Mystic, Poet, Prophet: A review of A Way to God: Thomas Merton’s Creation Spirituality Journey by Matthew Fox

Matthew Fox is the passionate prophet of Creation Spirituality.  For nearly four decades, he has championed the spiritual movements and persons that affirm the sacredness of Creation and unite mysticism with prophecy.  In his latest book Fox explores the life of Thomas Merton, the influential 20th-century contemplative, writer, poet, and activist who did much to put Christianity in dialogue with the world’s religions and to challenge the social, economic, and political trends of his times.  A Way to God traces Merton’s journey from a conventional “Fall/Redemption” Catholic theology to a nondual Creation Spirituality that is “more ecumenical and more prophetic, more grounded and earthy.”
The book can be thought of as a conversation largely involving Fox, Merton, and Meister Eckhart, the medieval Rhineland theologian and mystic who is “the spokesperson par excellence for the wisdom-based and nature-based mystical and prophetic tradition called Creation Spirituality.”  Meister Eckhart not only deeply influenced Fox’s own life but also profoundly affected Merton’s transformation. Indeed, Merton called Eckhart “my lifeboat,” “a great medieval thinker,” and “a great man who was pulled down by a lot of little men.” According to Fox, Eckhart “permeates Merton’s work and consciousness from 1959 onward.”  Fox demonstrates that Buddhist teacher and writer D. T. Suzuki, who was in dialogue with Merton from about 1958 to 1968, played a pivotal role not only in catalyzing Merton’s new ecumenical orientation but in fostering his reappraisal of Eckhart (twenty eight of Eckhart’s theological propositions had been condemned by Pope John XII in 1329).

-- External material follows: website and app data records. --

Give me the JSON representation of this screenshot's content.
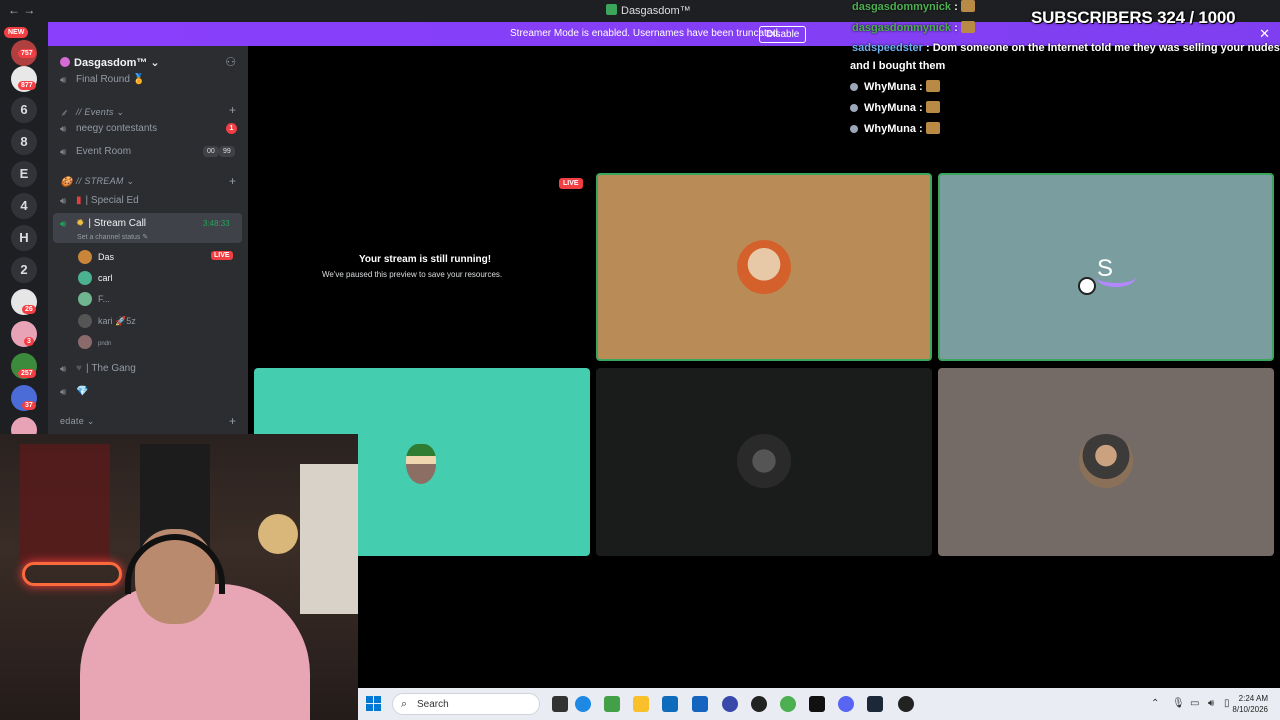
{
  "titlebar": {
    "nav": "←  →",
    "title": "Dasgasdom™"
  },
  "banner": {
    "text": "Streamer Mode is enabled. Usernames have been truncated.",
    "button": "Disable",
    "close": "✕"
  },
  "rail": {
    "new_badge": "NEW",
    "items": [
      {
        "label": "",
        "badge": "757"
      },
      {
        "label": "",
        "badge": "877"
      },
      {
        "label": "6"
      },
      {
        "label": "8"
      },
      {
        "label": "E"
      },
      {
        "label": "4"
      },
      {
        "label": "H"
      },
      {
        "label": "2"
      },
      {
        "label": "",
        "badge": "26"
      },
      {
        "label": "",
        "badge": "3"
      },
      {
        "label": "",
        "badge": "257"
      },
      {
        "label": "",
        "badge": "37"
      },
      {
        "label": "",
        "badge": ""
      }
    ]
  },
  "sidebar": {
    "server_name": "Dasgasdom™ ⌄",
    "final_round": "Final Round 🏅",
    "events_category": "// Events ⌄",
    "neegy": "neegy contestants",
    "neegy_badge": "1",
    "event_room": "Event Room",
    "event_room_counter_a": "00",
    "event_room_counter_b": "99",
    "stream_category": "// STREAM ⌄",
    "special_ed": "Special Ed",
    "stream_call": "Stream Call",
    "stream_call_time": "3:48:33",
    "channel_status": "Set a channel status ✎",
    "users": [
      {
        "name": "Das",
        "live": "LIVE",
        "color": "#c9863b"
      },
      {
        "name": "carl",
        "color": "#4bb18e"
      },
      {
        "name": "F...",
        "color": "#6fb58f"
      },
      {
        "name": "kari  🚀5z",
        "color": "#555"
      },
      {
        "name": "pndn",
        "color": "#8a6a6a"
      }
    ],
    "the_gang": "The Gang",
    "gem_channel": "💎",
    "edate_category": "edate ⌄"
  },
  "stage": {
    "paused_title": "Your stream is still running!",
    "paused_sub": "We've paused this preview to save your resources.",
    "live": "LIVE",
    "tile_s_letter": "S"
  },
  "chat": {
    "messages": [
      {
        "user": "dasgasdommynick",
        "sep": " :"
      },
      {
        "user": "dasgasdommynick",
        "sep": " :"
      },
      {
        "user": "sadspeedster",
        "text": " : Dom someone on the Internet told me they was selling your nudes"
      },
      {
        "continuation": "and I bought them"
      },
      {
        "user": "WhyMuna",
        "sep": " :"
      },
      {
        "user": "WhyMuna",
        "sep": " :"
      },
      {
        "user": "WhyMuna",
        "sep": " :"
      }
    ],
    "subscribers": "SUBSCRIBERS 324 / 1000"
  },
  "taskbar": {
    "search": "Search",
    "time": "2:24 AM",
    "date": "8/10/2026"
  },
  "colors": {
    "accent": "#5865f2",
    "banner": "#7f3ff0",
    "live": "#f23f43",
    "tile_orange": "#b98c57",
    "tile_blue": "#7a9ea0",
    "tile_teal": "#45cdb0",
    "tile_dark": "#1a1c1b",
    "tile_taupe": "#746a66"
  }
}
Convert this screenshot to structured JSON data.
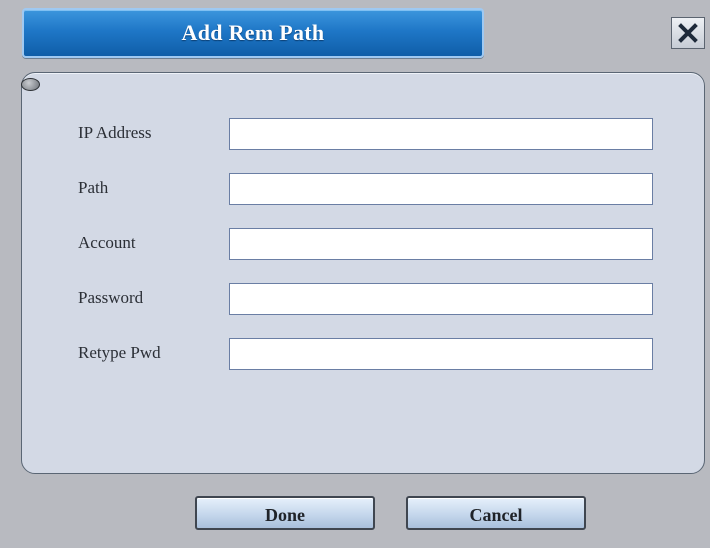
{
  "dialog": {
    "title": "Add Rem Path",
    "close_icon": "close-icon"
  },
  "form": {
    "fields": [
      {
        "label": "IP Address",
        "value": ""
      },
      {
        "label": "Path",
        "value": ""
      },
      {
        "label": "Account",
        "value": ""
      },
      {
        "label": "Password",
        "value": ""
      },
      {
        "label": "Retype Pwd",
        "value": ""
      }
    ]
  },
  "buttons": {
    "done": "Done",
    "cancel": "Cancel"
  },
  "colors": {
    "title_bar": "#1f77c7",
    "panel": "#d3d9e5",
    "dialog_bg": "#b8bac0"
  }
}
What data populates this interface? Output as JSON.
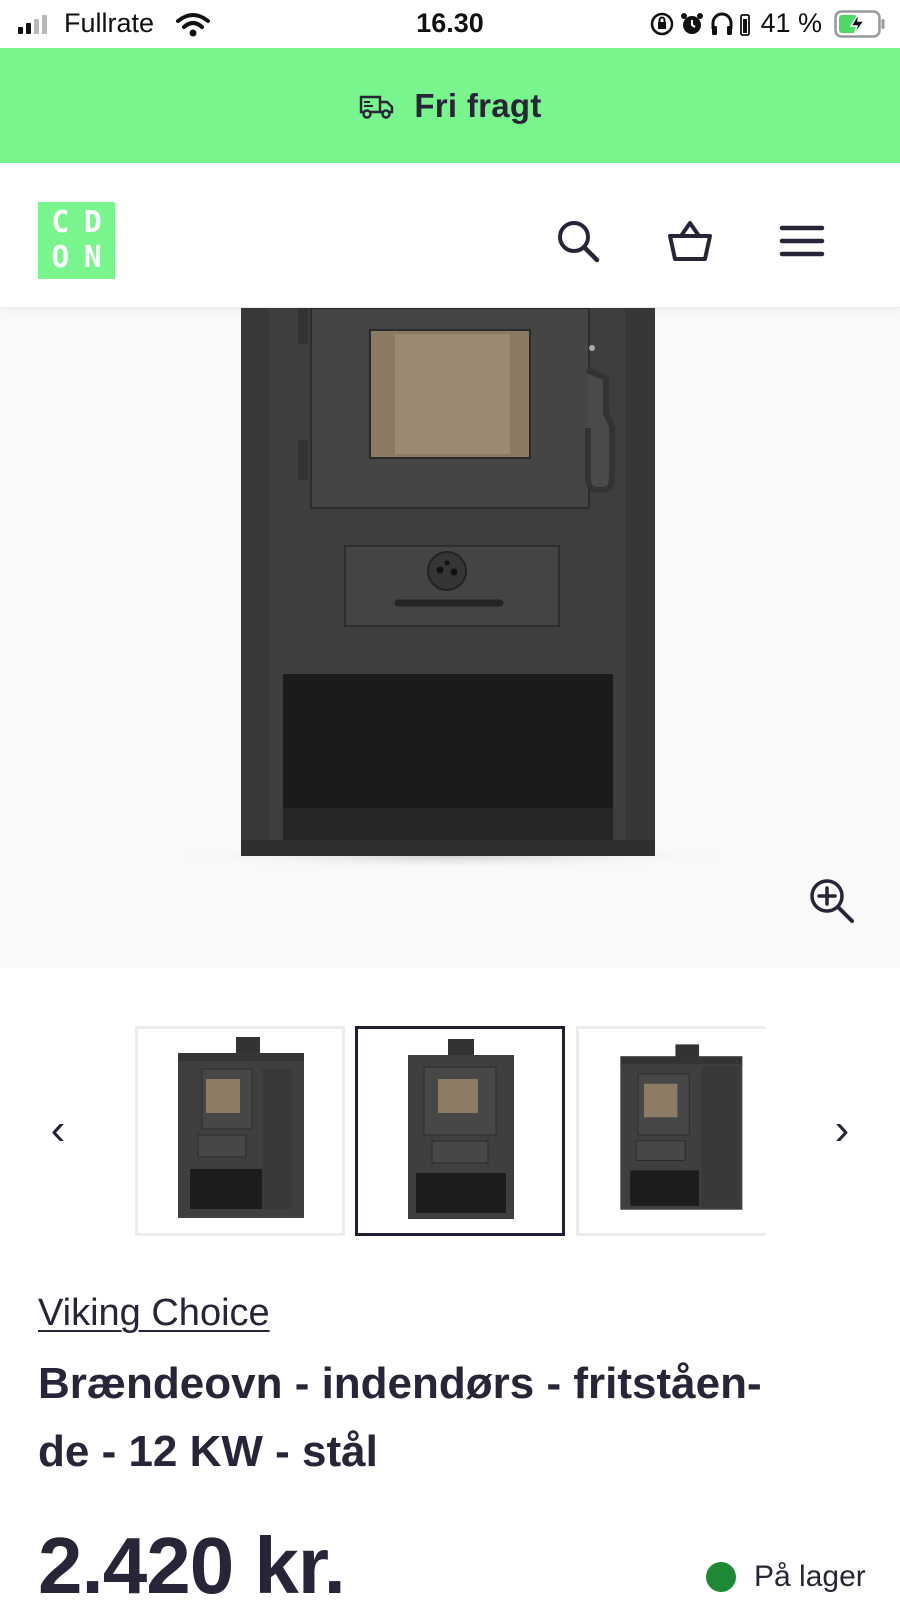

Introduction to Exploring Identity Politics

I first got introduced to identity politics growing up during and after the Holocaust. For large numbers of Jews at that time the murder of one out of every three Jews on the planet Earth who were alive in 1940 was a trauma that not only shaped our lives  and consciousness, but was also then passed on to the next several generations. God had failed to show up and save the Jews. Much of the rest of the world failed to intervene to save Jews. The U.S. turned away refugee ships and most of the countries of the world were unwilling to open their doors to Jewish refugees who were often forced to return to countries dominated by the Nazis, from which they were soon sent to their deaths.

The Life of the Jewish Soul Sucked Out

The Jewish soul walks into a synagogue, finds the sanctuary
and sits down among the musty pews,
picks up a siddur and pretends to read Hebrew. It’s looking for something to feel holy,
what it knows is inside, but wanting to suck
the outside in to feel real. But there is nothing to suck in except the closet smell
of dead grandparents. There are no real grandfathers anymore. There are no real grandmothers anymore.

Readers Respond

Letter to the Editor:
I learned so much by reading Tikkun’s analysis of the left’s condescending attitude towards working class and poor Americans. I have to admit that I ,who had parents that were anti Vietnam war activists, environmental activists, feminist activists,etc, recognize that they had a feeling of being on a higher plane, just as you put it. Even though I have been a very low income earner, I’ve managed to enjoy rural living and growing my own healthy food, I have been subjected to the overt disapproval, and big egos, from wealthy back-to-the-Landers!!!!! So I know how it feels to have scorn heaped on me by others on the left, for not being “more successful” by many people,of the privilege class. So I find myself understanding how the more uneducated white folk feel about the “higher plane” left, as you state in your writing, having been victim of the privileged left myself, but since I had parents on the educated left, I’ve accepted some of their way of seeing things, and as a result cannot accept the working class or poor voting for the right.